Take the data and return it in full. Change nothing.

══ Data provided

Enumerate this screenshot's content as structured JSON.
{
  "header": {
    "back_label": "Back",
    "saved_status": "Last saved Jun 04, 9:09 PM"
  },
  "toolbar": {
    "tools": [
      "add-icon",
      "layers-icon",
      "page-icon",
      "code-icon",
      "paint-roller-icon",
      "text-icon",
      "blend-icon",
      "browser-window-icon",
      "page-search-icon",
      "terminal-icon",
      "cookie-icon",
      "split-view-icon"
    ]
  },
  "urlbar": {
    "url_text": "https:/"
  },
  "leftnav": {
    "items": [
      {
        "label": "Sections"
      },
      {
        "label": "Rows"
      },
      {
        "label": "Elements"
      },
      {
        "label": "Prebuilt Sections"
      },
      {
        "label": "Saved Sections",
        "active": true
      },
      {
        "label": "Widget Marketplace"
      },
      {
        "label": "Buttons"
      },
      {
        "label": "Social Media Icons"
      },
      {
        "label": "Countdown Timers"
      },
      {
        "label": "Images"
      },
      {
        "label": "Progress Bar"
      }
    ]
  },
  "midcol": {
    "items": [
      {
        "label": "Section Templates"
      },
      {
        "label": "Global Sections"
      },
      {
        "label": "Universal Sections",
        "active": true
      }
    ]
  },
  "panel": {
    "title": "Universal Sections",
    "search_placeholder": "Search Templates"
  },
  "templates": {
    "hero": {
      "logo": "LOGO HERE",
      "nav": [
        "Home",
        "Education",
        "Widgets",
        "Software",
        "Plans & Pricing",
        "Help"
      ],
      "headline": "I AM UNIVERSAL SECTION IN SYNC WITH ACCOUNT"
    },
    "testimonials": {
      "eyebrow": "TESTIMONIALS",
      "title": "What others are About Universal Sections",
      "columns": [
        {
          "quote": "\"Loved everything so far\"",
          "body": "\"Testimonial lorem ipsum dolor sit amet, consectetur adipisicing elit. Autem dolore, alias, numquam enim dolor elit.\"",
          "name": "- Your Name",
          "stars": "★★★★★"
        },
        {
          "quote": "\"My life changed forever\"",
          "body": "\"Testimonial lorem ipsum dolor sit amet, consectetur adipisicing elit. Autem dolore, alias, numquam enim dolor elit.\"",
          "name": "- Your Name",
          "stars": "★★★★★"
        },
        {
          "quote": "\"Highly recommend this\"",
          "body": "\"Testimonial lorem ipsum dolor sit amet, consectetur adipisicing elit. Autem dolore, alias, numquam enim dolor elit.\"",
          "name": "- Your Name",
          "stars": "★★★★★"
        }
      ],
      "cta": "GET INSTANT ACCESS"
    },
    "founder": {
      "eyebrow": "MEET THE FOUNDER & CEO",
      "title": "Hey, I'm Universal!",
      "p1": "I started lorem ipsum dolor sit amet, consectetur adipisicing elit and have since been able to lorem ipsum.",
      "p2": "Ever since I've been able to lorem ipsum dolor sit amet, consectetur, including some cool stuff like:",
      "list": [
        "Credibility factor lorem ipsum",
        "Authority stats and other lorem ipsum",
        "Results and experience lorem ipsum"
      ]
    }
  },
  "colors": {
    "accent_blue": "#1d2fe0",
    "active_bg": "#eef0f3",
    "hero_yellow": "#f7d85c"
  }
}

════

## Solution to this task
Enumerate this screenshot's content as structured JSON.
{
  "header": {
    "back_label": "Back",
    "saved_status": "Last saved Jun 04, 9:09 PM"
  },
  "toolbar": {
    "tools": [
      "add-icon",
      "layers-icon",
      "page-icon",
      "code-icon",
      "paint-roller-icon",
      "text-icon",
      "blend-icon",
      "browser-window-icon",
      "page-search-icon",
      "terminal-icon",
      "cookie-icon",
      "split-view-icon"
    ]
  },
  "urlbar": {
    "url_text": "https:/"
  },
  "leftnav": {
    "items": [
      {
        "label": "Sections"
      },
      {
        "label": "Rows"
      },
      {
        "label": "Elements"
      },
      {
        "label": "Prebuilt Sections"
      },
      {
        "label": "Saved Sections",
        "active": true
      },
      {
        "label": "Widget Marketplace"
      },
      {
        "label": "Buttons"
      },
      {
        "label": "Social Media Icons"
      },
      {
        "label": "Countdown Timers"
      },
      {
        "label": "Images"
      },
      {
        "label": "Progress Bar"
      }
    ]
  },
  "midcol": {
    "items": [
      {
        "label": "Section Templates"
      },
      {
        "label": "Global Sections"
      },
      {
        "label": "Universal Sections",
        "active": true
      }
    ]
  },
  "panel": {
    "title": "Universal Sections",
    "search_placeholder": "Search Templates"
  },
  "templates": {
    "hero": {
      "logo": "LOGO HERE",
      "nav": [
        "Home",
        "Education",
        "Widgets",
        "Software",
        "Plans & Pricing",
        "Help"
      ],
      "headline": "I AM UNIVERSAL SECTION IN SYNC WITH ACCOUNT"
    },
    "testimonials": {
      "eyebrow": "TESTIMONIALS",
      "title": "What others are About Universal Sections",
      "columns": [
        {
          "quote": "\"Loved everything so far\"",
          "body": "\"Testimonial lorem ipsum dolor sit amet, consectetur adipisicing elit. Autem dolore, alias, numquam enim dolor elit.\"",
          "name": "- Your Name",
          "stars": "★★★★★"
        },
        {
          "quote": "\"My life changed forever\"",
          "body": "\"Testimonial lorem ipsum dolor sit amet, consectetur adipisicing elit. Autem dolore, alias, numquam enim dolor elit.\"",
          "name": "- Your Name",
          "stars": "★★★★★"
        },
        {
          "quote": "\"Highly recommend this\"",
          "body": "\"Testimonial lorem ipsum dolor sit amet, consectetur adipisicing elit. Autem dolore, alias, numquam enim dolor elit.\"",
          "name": "- Your Name",
          "stars": "★★★★★"
        }
      ],
      "cta": "GET INSTANT ACCESS"
    },
    "founder": {
      "eyebrow": "MEET THE FOUNDER & CEO",
      "title": "Hey, I'm Universal!",
      "p1": "I started lorem ipsum dolor sit amet, consectetur adipisicing elit and have since been able to lorem ipsum.",
      "p2": "Ever since I've been able to lorem ipsum dolor sit amet, consectetur, including some cool stuff like:",
      "list": [
        "Credibility factor lorem ipsum",
        "Authority stats and other lorem ipsum",
        "Results and experience lorem ipsum"
      ]
    }
  },
  "colors": {
    "accent_blue": "#1d2fe0",
    "active_bg": "#eef0f3",
    "hero_yellow": "#f7d85c"
  }
}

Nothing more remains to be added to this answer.